September 12th – Some Guys Have All The Luck

Connecticut Warbler - a rarity at Ruthven. - R. Mueller

In my lifetime I’ll bet I haven’t seen more than a handful of Connecticut Warblers. And I’ve never had the opportunity to photograph one. But no sooner had visitor Rob Mueller arrived but he was able to take the picture of one! In my hand! And as if that wasn’t enough, he was able to get a shot of a second one while doing the census with Peter Thoem along the Carolinian Trail. These are ‘skulkers’ and when they’re caught they tend to be close to the ground – as this one was: caught in the bottom panel of net 5.

A second Connecticut Warbler seen along the Carolinian Trail. - R. Mueller
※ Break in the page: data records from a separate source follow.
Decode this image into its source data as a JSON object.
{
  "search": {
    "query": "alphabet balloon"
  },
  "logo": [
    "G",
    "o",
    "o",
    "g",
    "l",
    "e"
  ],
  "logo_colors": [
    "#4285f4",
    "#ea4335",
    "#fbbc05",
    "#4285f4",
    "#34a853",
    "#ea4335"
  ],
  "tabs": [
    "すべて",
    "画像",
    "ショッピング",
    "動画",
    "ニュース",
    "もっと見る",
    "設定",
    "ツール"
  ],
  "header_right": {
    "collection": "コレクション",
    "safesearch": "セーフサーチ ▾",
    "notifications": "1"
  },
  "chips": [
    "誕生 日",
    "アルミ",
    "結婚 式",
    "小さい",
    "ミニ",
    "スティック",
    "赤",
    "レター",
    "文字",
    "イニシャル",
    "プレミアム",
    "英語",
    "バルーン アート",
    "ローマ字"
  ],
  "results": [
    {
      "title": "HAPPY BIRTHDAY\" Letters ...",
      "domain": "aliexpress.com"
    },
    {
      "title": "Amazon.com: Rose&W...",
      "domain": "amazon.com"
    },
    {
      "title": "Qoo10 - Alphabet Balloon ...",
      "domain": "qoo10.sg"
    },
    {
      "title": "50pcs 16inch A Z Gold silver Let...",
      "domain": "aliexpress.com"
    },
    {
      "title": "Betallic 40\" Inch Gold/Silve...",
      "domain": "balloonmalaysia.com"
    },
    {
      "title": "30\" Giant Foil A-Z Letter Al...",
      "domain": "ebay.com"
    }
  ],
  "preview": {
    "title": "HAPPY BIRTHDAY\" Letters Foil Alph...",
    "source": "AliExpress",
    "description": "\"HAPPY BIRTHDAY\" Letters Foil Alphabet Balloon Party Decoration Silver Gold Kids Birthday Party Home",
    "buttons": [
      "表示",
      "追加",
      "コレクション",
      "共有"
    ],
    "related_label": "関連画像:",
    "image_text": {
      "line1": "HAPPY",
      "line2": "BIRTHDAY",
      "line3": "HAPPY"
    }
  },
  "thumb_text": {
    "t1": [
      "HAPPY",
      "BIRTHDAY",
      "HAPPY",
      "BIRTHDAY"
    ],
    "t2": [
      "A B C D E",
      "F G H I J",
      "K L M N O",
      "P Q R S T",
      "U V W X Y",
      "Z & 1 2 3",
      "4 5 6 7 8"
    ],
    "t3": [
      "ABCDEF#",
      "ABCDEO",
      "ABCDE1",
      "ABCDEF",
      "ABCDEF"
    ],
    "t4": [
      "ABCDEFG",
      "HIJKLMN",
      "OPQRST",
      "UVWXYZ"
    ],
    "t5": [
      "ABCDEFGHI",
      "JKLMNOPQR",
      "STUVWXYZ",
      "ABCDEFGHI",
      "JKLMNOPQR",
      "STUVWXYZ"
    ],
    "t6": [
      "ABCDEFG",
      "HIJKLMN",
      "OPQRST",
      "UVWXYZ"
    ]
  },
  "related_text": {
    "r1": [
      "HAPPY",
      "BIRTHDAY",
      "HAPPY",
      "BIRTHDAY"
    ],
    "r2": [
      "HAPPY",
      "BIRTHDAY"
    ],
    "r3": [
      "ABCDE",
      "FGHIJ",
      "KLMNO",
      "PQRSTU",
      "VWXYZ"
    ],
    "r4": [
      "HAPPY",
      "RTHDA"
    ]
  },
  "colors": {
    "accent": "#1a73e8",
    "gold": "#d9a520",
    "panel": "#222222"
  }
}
It was foggy this morning but not particularly cool. And when the sun managed to burn the fog off it was downright hot. I’m starting to yearn for the embracing temperatures of Svalbard! There was not a lot of bird activity this morning but there were some interesting things: in one net round we caught 4 of the 5 ‘brown thrushes’: Veery, Wood Thrush, Swainson’s Thrush, and Gray-cheedked Thrush (we just needed the Hermit Thrush to complete the sweep). We also retrapped an older male Red-breasted Grosbeak. There were pictures of this bird in a blog from the Spring. The head and body feathering would make one think it was a young male (which resemble females except for the red on the breast and under the wings). But this bird, while having the brown head and body feathering of a young male, has the dark black wings and tail of an older bird. And we know it is an older bird as it was banded as an AHY male in May of 2008 (making it at least 4 years old). Very odd.
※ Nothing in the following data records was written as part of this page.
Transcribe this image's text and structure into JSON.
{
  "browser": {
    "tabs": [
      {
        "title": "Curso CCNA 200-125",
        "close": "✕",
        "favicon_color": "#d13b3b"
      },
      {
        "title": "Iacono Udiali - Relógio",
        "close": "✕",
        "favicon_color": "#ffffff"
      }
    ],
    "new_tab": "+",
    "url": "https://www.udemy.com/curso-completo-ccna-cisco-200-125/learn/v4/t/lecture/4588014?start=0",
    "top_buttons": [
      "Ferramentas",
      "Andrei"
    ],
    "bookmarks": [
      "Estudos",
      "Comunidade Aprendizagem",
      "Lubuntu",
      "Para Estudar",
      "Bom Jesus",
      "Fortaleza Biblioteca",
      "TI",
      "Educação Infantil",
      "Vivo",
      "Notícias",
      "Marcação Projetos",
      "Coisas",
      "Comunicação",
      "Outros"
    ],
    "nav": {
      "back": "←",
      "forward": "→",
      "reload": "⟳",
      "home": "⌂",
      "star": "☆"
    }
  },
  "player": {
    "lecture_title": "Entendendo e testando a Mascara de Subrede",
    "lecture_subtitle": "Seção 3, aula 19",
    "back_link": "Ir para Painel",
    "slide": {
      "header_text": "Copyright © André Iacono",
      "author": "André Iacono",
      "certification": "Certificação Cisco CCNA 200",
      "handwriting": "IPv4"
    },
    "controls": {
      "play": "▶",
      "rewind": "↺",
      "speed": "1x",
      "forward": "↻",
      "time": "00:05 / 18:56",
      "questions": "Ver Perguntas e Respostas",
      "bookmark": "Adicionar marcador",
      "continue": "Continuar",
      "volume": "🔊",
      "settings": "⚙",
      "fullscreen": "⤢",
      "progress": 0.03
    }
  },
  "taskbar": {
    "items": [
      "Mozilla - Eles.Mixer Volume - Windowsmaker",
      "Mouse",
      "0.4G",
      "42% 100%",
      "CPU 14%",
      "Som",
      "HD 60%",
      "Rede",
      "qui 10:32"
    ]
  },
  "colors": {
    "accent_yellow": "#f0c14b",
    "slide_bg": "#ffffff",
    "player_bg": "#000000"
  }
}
An anomolous male Rose-breasted Grosbeak. - R. Mueller

Another interesting retrap was a Black-capped Chickadee that we initially banded in 2008.

Banded 21:
1 Mourning Dove
1 Least Flycatcher
1 Veery
2 Gray-cheeked Thrushes
2 Swainson’s Thrushes
1 Wood Thrush
2 American Robins
1 Red-eyed Vireo
1 Nashville Warbler
6 Blackpoll Warblers
1 Ovenbird
1 Connecticut Warbler
1 Common Yellowthroat

Retrapped 7:
2 Black-capped Chickadees
3 Common Yellowthroats
1 Rose-breasted Grosbeak
1 Song Sparrow

ET’s: 49 spp.

Birds banded per 100 net hours: 17


Leave a Reply